Behind the scenes at the Leeds museum

Museum Maintenance Week 16 – 22 January Throughout Maintenance Week, our Museum Maintainers will be doing what they normally do behind closed doors in front of our visitors at the Leeds museum. Looking after the national collection of arms and armour is a big job and an even bigger responsibility. Many of our objects are extremely important in the history of arms and armour, and though they might not look it, many of them are quite fragile too. We haveRead more

Sir Arthur Conan Doyle’s campaign for better armour on the Western Front: Part four

Sir Arthur Conan Doyle is best known as the creator of the great detective Sherlock Holmes. However, Conan Doyle also used his fame to campaign on behalf of British soldiers during the First World War. Conan Doyle’s conversations with the War Office, in which he suggests equipping the troops with better shields, helmets and body armour, form the subject of this blog series. In this final post of the series – written by Philip Abbot, Archives and Records Manager at Royal Armouries –Read more

Sir Arthur Conan Doyle’s campaign for better armour on the Western Front: Part three

  Part Three: Private Companies Written by Philip Abbot  Archives and Records Manager for the Royal Armouries in Leeds. At least eighteen designs for armour using steel plate, mail and even textiles were manufactured commercially in Britain during the First Word War, and no less than forty patents for helmets and armour were taken out in Britain between 1914 and 1918. It comes as no surprise therefore to learn that Conan Doyle also received letters from a number of private companiesRead more

Sir Arthur Conan Doyle’s campaign for better armour on the Western Front: Part two: “Cranks and Lunatics”

  Sir Arthur Conan Doyle’s campaign for better body armour on the Western Front, part two. (See previous post here.) Written by Philip Abbott, Archives and Records Manager at the Royal Armouries.
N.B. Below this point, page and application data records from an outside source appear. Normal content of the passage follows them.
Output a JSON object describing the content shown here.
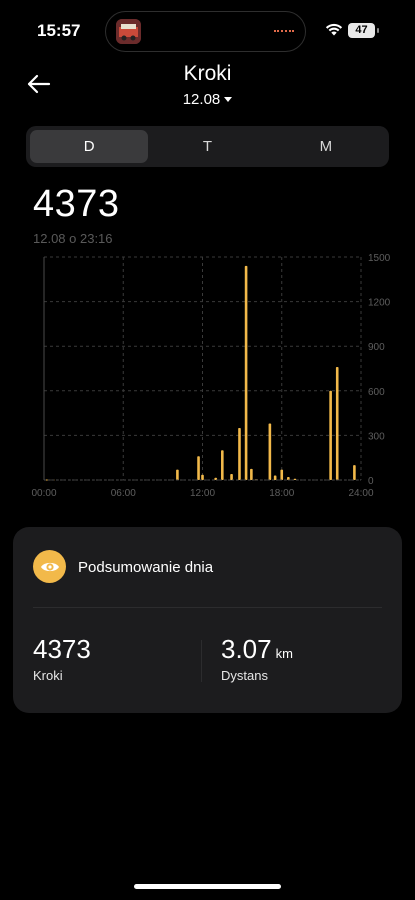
{
  "status_bar": {
    "time": "15:57",
    "battery": "47"
  },
  "header": {
    "title": "Kroki",
    "date": "12.08"
  },
  "period_tabs": [
    {
      "label": "D",
      "active": true
    },
    {
      "label": "T",
      "active": false
    },
    {
      "label": "M",
      "active": false
    }
  ],
  "total": {
    "steps": "4373",
    "timestamp": "12.08 o 23:16"
  },
  "chart_data": {
    "type": "bar",
    "x_unit": "hour",
    "xlim": [
      0,
      24
    ],
    "ylim": [
      0,
      1500
    ],
    "x_ticks": [
      "00:00",
      "06:00",
      "12:00",
      "18:00",
      "24:00"
    ],
    "y_ticks": [
      "1500",
      "1200",
      "900",
      "600",
      "300",
      "0"
    ],
    "bar_color": "#f2b94a",
    "x": [
      0.2,
      0.7,
      10.1,
      11.7,
      12.0,
      13.0,
      13.5,
      14.2,
      14.8,
      15.3,
      15.7,
      16.1,
      17.1,
      17.5,
      18.0,
      18.5,
      19.0,
      21.7,
      22.2,
      23.5
    ],
    "values": [
      3,
      3,
      70,
      160,
      35,
      15,
      200,
      40,
      350,
      1440,
      75,
      5,
      380,
      30,
      70,
      20,
      8,
      600,
      760,
      100
    ]
  },
  "summary": {
    "title": "Podsumowanie dnia",
    "steps_value": "4373",
    "steps_label": "Kroki",
    "distance_value": "3.07",
    "distance_unit": "km",
    "distance_label": "Dystans"
  }
}
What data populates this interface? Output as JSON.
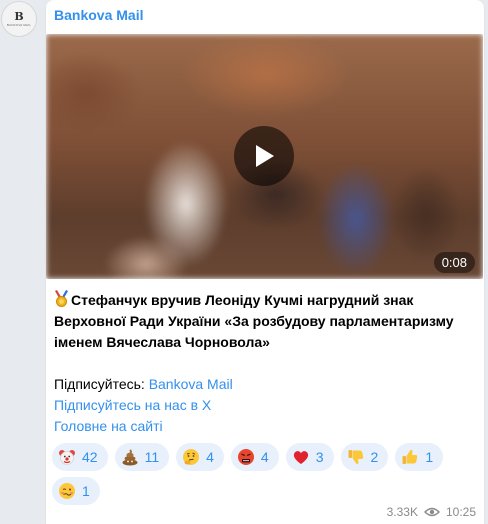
{
  "channel": {
    "name": "Bankova Mail",
    "avatar_letter": "B",
    "avatar_caption": "BANKOVA MAIL"
  },
  "media": {
    "duration": "0:08"
  },
  "post": {
    "headline": "Стефанчук вручив Леоніду Кучмі нагрудний знак Верховної Ради України «За розбудову парламентаризму іменем Вячеслава Чорновола»",
    "subscribe_prefix": "Підписуйтесь: ",
    "subscribe_link": "Bankova Mail",
    "x_link": "Підписуйтесь на нас в Х",
    "site_link": "Головне на сайті"
  },
  "reactions": [
    {
      "icon": "clown-face-icon",
      "count": "42"
    },
    {
      "icon": "pile-of-poo-icon",
      "count": "11"
    },
    {
      "icon": "thinking-face-icon",
      "count": "4"
    },
    {
      "icon": "angry-cursing-face-icon",
      "count": "4"
    },
    {
      "icon": "red-heart-icon",
      "count": "3"
    },
    {
      "icon": "thumbs-down-icon",
      "count": "2"
    },
    {
      "icon": "thumbs-up-icon",
      "count": "1"
    },
    {
      "icon": "woozy-face-icon",
      "count": "1"
    }
  ],
  "meta": {
    "views": "3.33K",
    "time": "10:25"
  },
  "colors": {
    "accent": "#3390ec",
    "chip_bg": "#e8f0fb"
  }
}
David Lloyd George noted in his wartime memoirs that when he became Minister of Munitions that he was deluged with letters from “cranks and lunatics” who had some new invention to propose. Sir Arthur Conan Doyle’s own letters to The Times and The Observer resulted in a number of responsesRead more

Sir Arthur Conan Doyle’s campaign for better armour on the Western Front: Part one

Part One, Conan Doyle’s letters to The Times Written by Philip Abbott, Archives and Records Manager at the Royal Armouries. Sir Arthur Conan Doyle is best known as the creator of the great detective Sherlock Holmes, although he received his knighthood not for his contribution to English literature, but for defending Britain’s conduct of the Boer War (1899-1902). When the First World War broke out he was one of a number of famous authors who were secretly recruited by the War PropagandaRead more

The arrival of the FH70 at Fort Nelson – another new acquisition!

Written by Phil Magrath, Curator at Fort Nelson, Portsmouth. The Royal Armouries collection of artillery was recently enhanced with the addition of a Field Howitzer of 155mm calibre (FH-70). This system was originally a collaborative project between the UK, USA and Germany, all desirous to change older systems, which, in the case of the UK, was the 5.5-inch Medium Gun (also in the collection). The FH-70 is able to fire NATO standard ammunition including those with extended range base bleedRead more